== Segment start ==
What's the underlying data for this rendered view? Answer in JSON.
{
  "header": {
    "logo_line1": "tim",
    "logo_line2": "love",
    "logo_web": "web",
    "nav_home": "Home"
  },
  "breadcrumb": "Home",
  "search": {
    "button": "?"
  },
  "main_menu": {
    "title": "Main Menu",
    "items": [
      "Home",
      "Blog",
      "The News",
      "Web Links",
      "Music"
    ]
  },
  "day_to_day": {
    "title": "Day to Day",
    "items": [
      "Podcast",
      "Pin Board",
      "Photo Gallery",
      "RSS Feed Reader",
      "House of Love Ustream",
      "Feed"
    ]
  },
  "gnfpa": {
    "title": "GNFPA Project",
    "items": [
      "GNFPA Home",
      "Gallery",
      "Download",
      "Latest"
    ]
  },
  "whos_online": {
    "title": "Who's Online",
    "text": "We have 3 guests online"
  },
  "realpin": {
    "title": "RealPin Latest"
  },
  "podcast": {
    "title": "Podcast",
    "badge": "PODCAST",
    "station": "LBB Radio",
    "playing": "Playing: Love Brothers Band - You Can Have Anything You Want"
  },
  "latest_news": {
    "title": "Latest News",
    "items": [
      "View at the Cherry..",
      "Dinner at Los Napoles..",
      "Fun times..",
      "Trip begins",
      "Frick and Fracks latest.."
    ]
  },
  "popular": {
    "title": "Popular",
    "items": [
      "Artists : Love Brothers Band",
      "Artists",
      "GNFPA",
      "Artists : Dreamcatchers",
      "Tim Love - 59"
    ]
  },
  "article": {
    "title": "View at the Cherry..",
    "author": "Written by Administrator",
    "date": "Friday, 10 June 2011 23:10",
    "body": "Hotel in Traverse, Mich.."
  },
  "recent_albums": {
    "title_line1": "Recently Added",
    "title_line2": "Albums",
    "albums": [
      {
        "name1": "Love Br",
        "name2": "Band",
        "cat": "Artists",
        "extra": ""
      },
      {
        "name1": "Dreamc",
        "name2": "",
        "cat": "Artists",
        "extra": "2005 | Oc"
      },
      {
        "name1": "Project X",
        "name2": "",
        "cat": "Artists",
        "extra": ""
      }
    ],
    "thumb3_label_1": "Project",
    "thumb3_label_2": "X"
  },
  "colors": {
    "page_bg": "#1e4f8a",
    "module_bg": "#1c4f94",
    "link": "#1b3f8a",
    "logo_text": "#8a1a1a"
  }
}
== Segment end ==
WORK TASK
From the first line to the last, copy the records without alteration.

FINAL ANSWER
What's the underlying data for this rendered view? Answer in JSON.
{
  "header": {
    "logo_line1": "tim",
    "logo_line2": "love",
    "logo_web": "web",
    "nav_home": "Home"
  },
  "breadcrumb": "Home",
  "search": {
    "button": "?"
  },
  "main_menu": {
    "title": "Main Menu",
    "items": [
      "Home",
      "Blog",
      "The News",
      "Web Links",
      "Music"
    ]
  },
  "day_to_day": {
    "title": "Day to Day",
    "items": [
      "Podcast",
      "Pin Board",
      "Photo Gallery",
      "RSS Feed Reader",
      "House of Love Ustream",
      "Feed"
    ]
  },
  "gnfpa": {
    "title": "GNFPA Project",
    "items": [
      "GNFPA Home",
      "Gallery",
      "Download",
      "Latest"
    ]
  },
  "whos_online": {
    "title": "Who's Online",
    "text": "We have 3 guests online"
  },
  "realpin": {
    "title": "RealPin Latest"
  },
  "podcast": {
    "title": "Podcast",
    "badge": "PODCAST",
    "station": "LBB Radio",
    "playing": "Playing: Love Brothers Band - You Can Have Anything You Want"
  },
  "latest_news": {
    "title": "Latest News",
    "items": [
      "View at the Cherry..",
      "Dinner at Los Napoles..",
      "Fun times..",
      "Trip begins",
      "Frick and Fracks latest.."
    ]
  },
  "popular": {
    "title": "Popular",
    "items": [
      "Artists : Love Brothers Band",
      "Artists",
      "GNFPA",
      "Artists : Dreamcatchers",
      "Tim Love - 59"
    ]
  },
  "article": {
    "title": "View at the Cherry..",
    "author": "Written by Administrator",
    "date": "Friday, 10 June 2011 23:10",
    "body": "Hotel in Traverse, Mich.."
  },
  "recent_albums": {
    "title_line1": "Recently Added",
    "title_line2": "Albums",
    "albums": [
      {
        "name1": "Love Br",
        "name2": "Band",
        "cat": "Artists",
        "extra": ""
      },
      {
        "name1": "Dreamc",
        "name2": "",
        "cat": "Artists",
        "extra": "2005 | Oc"
      },
      {
        "name1": "Project X",
        "name2": "",
        "cat": "Artists",
        "extra": ""
      }
    ],
    "thumb3_label_1": "Project",
    "thumb3_label_2": "X"
  },
  "colors": {
    "page_bg": "#1e4f8a",
    "module_bg": "#1c4f94",
    "link": "#1b3f8a",
    "logo_text": "#8a1a1a"
  }
}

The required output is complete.